TCP/IP Stack Analysis
MDCM complements the TCP/IP protocol stack model with layers and hops of the protocol stack being analogous to the domains of MDCM. Every domain except for transport and IP Hop domains encapsulates the source and destination identities in the header of the message. IP Hop domain is an example of non-encapsulating Transit Domain which uses the same protocol (IP) as its parent domain, IP domain. Hence, encapsulating packet with an additional header will result in additional processing overhead without changing the communication behaviour.
Whereas in case of Transport domain, omission of end point identifiers such as DNS names creates a gap between the Web domain and the IP domain which makes IP addresses both the end point identifiers for Transport domain connections and locators at the IP domain. This is under the assumption that each hosts having a single static IP address will not be an issue. However, with multi-homing and mobility becoming more prevalent, change in IP addresses is the need which is not supported in this architecture.
Resolution functions in MDCM resolve the source and destination identities in the current domain to their corresponding entities in the next domain. Almost all resolution functions are specific to the domains they bridge together.
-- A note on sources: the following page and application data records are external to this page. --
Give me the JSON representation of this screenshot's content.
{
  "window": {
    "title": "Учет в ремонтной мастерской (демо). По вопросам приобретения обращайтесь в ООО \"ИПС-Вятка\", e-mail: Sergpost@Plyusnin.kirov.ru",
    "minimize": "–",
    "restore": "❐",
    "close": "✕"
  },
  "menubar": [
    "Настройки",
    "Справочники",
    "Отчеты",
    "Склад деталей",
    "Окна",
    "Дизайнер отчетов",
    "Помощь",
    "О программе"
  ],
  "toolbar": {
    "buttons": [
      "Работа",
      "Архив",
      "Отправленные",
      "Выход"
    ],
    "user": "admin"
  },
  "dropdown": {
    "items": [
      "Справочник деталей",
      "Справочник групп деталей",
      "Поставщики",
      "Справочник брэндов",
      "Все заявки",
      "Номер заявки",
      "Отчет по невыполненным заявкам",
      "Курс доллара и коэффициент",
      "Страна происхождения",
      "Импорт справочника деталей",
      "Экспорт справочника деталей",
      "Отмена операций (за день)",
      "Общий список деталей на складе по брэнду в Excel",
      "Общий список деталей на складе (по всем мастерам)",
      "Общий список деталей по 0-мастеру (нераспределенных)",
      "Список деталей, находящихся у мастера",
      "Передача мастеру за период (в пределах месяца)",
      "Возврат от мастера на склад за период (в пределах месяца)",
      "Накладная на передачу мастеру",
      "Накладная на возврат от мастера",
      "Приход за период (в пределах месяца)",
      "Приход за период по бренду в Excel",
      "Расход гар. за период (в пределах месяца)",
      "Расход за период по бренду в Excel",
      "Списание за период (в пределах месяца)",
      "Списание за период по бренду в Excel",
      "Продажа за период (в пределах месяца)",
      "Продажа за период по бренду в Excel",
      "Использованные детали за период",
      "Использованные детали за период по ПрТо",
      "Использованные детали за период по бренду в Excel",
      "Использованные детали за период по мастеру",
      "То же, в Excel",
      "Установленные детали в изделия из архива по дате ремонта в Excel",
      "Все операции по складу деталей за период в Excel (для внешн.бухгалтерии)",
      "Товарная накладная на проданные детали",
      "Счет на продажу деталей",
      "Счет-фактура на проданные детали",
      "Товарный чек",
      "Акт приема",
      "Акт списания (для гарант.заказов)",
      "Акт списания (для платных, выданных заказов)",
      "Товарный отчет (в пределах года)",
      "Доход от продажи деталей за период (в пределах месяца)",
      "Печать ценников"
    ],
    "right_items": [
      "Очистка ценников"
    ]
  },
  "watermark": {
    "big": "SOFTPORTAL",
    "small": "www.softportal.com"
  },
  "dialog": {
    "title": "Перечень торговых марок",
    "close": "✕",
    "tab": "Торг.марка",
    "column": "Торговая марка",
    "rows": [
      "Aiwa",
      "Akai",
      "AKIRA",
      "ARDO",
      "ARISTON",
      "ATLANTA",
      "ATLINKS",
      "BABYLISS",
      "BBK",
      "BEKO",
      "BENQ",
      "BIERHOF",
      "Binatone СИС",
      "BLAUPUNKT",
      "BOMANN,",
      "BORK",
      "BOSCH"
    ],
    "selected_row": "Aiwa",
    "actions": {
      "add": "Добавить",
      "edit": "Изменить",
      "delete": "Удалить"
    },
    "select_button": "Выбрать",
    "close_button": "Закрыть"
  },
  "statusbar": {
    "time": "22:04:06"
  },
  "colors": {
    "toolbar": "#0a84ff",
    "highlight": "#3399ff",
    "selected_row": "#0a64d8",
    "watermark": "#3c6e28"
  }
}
As a result, most research regarding resolution mechanisms and protocols was either part of the “new” architectures involving new domains or namespaces, or linking existing namespaces that were not previously connected. DNS, ARP, and BGP are among the most common resolution functions currently used in the Internet.
CONCLUSION AND FUTURE WORK
The review defines the concept of domains as the main logical construct for communication, and describes the components and operations with regard to domains. MDCM integrates routing or forwarding behavior and traversing protocol stacks under a single framework and emphasizes the importance of resolution functions in the process. It is a very flexible model capable of describing a wide range of communication systems and also bridges different stages and aspects to form a complete description of any communications.The future work on MDCM aims to fully define the supporting functions of MDCM, propose a symbolic representation of the model, perform semantic analysis, and build a node-level prototype of the framework.